How Do You Recharge?

While I do write each and every blog on this site, I have a confession to make.  My grammar isn’t that great.  I owe the proper placement of each comma and improved flow of my sentences to my incredible mother-in-law.  She also gives me feedback on the topics of my blogs and sometimes that even prompts me to write a new one. 

That is exactly what happened this month. After reading though my first May blog on my post-Covid overwhelm, she lovingly reminded me that sometimes the most productive thing a person can do is sit on the sofa and watch Netflix.  If you haven’t read that blog, I mentioned how all the overwhelm I was feeling around the expanding number of commitments on my calendar was making me want to hide on the sofa and binge Netflix instead of getting out there and getting things done.

I love those reminders.

It got me thinking about the importance of recharging and how I know the difference between Netflix to recharge and Netflix to avoid.

Why talk about resting and recharging during a month in my blog where I focus on reorganizing your priorities and improving productivity? Because you can’t achieve your maximum potential without recharging your batteries when they get low.

As I write this, I’m sitting in my office surrounded by cords for charging.  I’ve got cords for our computers, cords for our tablets, cords for our phones and watches.  They’re everywhere.  They’re easily accessible because I know that if I don’t keep those items charged, they’re likely to run out of power when I need them the most.

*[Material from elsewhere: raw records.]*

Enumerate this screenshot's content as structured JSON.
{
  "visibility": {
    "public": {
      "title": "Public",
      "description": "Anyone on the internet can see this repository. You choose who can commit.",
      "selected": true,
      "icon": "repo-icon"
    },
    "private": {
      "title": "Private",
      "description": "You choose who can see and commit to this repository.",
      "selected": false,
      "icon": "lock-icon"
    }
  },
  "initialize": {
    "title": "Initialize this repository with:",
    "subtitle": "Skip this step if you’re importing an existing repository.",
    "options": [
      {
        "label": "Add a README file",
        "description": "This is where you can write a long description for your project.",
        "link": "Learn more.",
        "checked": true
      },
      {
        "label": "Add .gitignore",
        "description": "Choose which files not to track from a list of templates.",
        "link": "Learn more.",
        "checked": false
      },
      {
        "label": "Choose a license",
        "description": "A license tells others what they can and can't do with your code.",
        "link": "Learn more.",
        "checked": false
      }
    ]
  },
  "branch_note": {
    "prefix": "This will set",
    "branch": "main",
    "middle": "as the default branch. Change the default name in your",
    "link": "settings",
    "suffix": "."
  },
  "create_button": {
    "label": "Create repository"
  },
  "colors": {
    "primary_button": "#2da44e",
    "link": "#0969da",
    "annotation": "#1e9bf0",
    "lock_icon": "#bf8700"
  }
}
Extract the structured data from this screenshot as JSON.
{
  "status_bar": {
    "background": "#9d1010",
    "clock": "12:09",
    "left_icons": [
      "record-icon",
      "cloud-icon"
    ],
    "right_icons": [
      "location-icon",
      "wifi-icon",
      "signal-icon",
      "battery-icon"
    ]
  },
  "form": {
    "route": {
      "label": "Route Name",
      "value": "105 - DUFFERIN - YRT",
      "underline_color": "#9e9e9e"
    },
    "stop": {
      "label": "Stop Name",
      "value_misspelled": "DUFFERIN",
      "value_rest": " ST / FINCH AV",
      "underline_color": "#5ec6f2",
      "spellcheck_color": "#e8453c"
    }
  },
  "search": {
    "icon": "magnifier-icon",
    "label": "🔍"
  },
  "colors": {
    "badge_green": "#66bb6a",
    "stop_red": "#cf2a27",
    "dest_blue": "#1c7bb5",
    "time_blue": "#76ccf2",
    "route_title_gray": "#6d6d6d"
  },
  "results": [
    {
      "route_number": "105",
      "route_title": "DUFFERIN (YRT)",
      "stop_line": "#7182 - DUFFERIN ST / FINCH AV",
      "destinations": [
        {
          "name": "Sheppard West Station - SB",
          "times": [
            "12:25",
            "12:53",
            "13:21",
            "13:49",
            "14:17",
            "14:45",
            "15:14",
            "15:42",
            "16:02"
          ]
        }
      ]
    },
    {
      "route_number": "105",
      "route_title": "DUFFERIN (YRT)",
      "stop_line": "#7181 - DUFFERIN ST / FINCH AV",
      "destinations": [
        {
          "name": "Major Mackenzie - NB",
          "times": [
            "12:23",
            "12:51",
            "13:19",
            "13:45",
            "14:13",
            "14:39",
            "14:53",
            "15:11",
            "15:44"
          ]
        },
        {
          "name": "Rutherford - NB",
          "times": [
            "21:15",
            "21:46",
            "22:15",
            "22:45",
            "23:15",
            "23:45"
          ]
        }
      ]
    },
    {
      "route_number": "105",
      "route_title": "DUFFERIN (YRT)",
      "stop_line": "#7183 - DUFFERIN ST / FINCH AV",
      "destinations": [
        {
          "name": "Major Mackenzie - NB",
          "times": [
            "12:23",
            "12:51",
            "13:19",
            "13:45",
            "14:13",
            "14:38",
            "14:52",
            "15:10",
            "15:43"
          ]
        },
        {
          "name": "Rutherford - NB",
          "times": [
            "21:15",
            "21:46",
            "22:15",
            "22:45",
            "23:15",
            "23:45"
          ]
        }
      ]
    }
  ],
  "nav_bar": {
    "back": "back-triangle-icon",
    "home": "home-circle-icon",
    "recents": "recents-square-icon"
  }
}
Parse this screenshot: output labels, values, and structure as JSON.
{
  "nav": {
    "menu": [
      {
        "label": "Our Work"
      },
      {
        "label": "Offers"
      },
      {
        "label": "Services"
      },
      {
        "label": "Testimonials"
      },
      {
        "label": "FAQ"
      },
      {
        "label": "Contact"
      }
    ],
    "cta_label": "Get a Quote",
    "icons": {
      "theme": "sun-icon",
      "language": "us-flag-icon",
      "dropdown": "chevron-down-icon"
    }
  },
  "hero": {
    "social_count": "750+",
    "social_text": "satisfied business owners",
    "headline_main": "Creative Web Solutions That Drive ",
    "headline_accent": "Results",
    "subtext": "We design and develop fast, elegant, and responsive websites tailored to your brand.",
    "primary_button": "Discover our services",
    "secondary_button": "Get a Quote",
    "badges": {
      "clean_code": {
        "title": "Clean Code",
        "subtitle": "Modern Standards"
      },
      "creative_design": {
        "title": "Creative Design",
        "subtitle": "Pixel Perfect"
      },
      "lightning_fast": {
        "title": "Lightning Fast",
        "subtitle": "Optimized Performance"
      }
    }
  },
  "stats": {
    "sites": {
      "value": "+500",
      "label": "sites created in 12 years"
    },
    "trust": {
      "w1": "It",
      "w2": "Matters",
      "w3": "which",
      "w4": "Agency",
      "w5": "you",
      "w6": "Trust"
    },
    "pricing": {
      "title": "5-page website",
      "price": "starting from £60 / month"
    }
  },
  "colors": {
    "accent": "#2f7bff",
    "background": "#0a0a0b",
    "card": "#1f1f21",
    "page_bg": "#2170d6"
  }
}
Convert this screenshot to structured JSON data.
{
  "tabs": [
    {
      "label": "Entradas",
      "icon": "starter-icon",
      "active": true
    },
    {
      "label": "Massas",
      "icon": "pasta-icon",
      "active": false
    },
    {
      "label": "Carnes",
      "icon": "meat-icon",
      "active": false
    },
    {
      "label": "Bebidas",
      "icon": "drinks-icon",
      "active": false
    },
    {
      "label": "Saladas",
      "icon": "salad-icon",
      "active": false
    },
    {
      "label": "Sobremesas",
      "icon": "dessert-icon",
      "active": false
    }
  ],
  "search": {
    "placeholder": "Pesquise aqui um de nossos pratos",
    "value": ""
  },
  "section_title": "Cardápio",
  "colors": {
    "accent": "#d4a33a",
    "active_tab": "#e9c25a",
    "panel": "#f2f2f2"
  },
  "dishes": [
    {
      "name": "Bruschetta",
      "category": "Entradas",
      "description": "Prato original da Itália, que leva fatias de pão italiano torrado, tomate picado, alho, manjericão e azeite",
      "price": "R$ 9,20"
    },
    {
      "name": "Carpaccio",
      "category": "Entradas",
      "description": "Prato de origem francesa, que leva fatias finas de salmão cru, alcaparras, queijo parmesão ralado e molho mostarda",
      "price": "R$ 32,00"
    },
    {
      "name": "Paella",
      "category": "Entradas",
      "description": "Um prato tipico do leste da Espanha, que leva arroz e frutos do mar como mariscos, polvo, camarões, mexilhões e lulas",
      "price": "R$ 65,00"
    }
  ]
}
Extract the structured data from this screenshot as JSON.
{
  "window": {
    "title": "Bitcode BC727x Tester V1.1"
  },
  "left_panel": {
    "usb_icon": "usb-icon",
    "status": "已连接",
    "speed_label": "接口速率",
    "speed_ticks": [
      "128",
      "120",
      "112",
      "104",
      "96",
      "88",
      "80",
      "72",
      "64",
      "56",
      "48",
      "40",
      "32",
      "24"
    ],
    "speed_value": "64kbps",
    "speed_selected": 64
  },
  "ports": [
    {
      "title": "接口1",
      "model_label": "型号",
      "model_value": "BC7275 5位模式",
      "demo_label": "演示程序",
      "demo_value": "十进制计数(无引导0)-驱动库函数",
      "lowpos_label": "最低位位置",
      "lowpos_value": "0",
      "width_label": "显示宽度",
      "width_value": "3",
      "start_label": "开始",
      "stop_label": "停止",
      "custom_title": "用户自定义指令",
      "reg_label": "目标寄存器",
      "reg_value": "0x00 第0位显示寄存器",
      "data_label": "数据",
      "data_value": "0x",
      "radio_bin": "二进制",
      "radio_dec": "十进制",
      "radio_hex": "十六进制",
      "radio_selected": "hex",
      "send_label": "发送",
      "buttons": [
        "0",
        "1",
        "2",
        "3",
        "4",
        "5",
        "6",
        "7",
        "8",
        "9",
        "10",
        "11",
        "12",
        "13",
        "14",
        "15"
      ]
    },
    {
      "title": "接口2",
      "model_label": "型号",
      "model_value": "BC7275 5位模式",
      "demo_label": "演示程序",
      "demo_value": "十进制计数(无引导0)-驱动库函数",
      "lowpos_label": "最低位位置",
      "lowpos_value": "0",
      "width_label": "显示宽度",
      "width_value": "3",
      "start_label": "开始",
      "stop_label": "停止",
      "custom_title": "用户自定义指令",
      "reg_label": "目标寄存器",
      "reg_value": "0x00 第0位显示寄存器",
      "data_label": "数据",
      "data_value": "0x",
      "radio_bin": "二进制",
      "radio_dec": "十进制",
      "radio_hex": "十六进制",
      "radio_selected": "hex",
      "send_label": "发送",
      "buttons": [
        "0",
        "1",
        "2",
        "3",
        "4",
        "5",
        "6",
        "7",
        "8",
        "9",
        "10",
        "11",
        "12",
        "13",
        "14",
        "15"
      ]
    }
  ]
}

If we know this, why is it that we so often try to live our own lives on <10% power?  If my phone hits that level of charge, it sends me a warning. Where is the warning for us?

I didn’t really understand just how harmful this was to my emotional life until I started planning time into my schedule every day for rest.  This is my time.  I get to do whatever I feel like. Sometimes I work on a sewing project. Sometimes I go for a walk.  Sometimes I read. Sometimes I take a nap.  Most of the time I sit on the sofa, turn on some sort of crime drama, and play the coloring game on my phone while paying some moderate attention to the TV.

The most important thing about this time is not how I spend it.  It’s that I use it to recharge and I’m not allowed to judge myself for how I do that.  It’s also planned.  I’m intentional about setting aside time for these activities because I know that to sit here and write blogs and perform at my best on overnight shifts in the emergency department, my brain needs some time to chill out. 

The other little secret about these activities is that, if I don’t plan them, I’ll likely do them anyway.  Our brains know that we need to recharge and they do a very good job convincing us to find a way to do that even against our will.  The secret to getting them to stop this behavior is to make time for recharging already.  Then you won’t find yourself watching Netflix when you told yourself you were going to be cleaning the house. 

So you can live in constant conflict with your brain and how you spend your time or you can plan rest.  I highly recommend the latter. 

This is also the secret to knowing if you’re doing an activity to recharge or if you’re doing it to avoid something else.  If I’m scrolling social media during time I’ve planned for rest, then I’m recharging.  If I’m scrolling social media during time I planned to be working on this blog, I’m avoiding.

What do you do to recharge?  Not what do you wish you did to recharge, but what activity really allows you to fill up your batteries?  I’d love to tell you all that a 10-mile run really refreshes me, but that’s not the case.  We like to answer questions like this with a vision of who we wish we were, but – no judgement here, friends – be honest and embrace the sofa or your bed if that’s where you fill your batteries.

Each week, when I’m planning how I’m going to spend my time, the first things I schedule are my work shifts and the second are the hours I’m going to spend sleeping.  Each day I allow a minimum of 2 hours of time where I get to do whatever I want to recharge my batteries. These hours are often at the end of the day after I’ve accomplished the goals I set out for myself.  They are also sacred.  If something needs to happen during my recharging time, I make sure that it is in service to one of my HIGH priorities (see last week’s blog for more on setting your priorities).

If your brain is telling you that setting aside time for rest makes you lazy or that you’re just not someone who needs or has time for that, I would love to work with you.  You can have your most productive life AND have free time to recharge.  Start by checking out my free course How To Feel Better On Your Next Shift or email me directly at You can also download my free guide 7 Steps To Get Your Priorities Straight.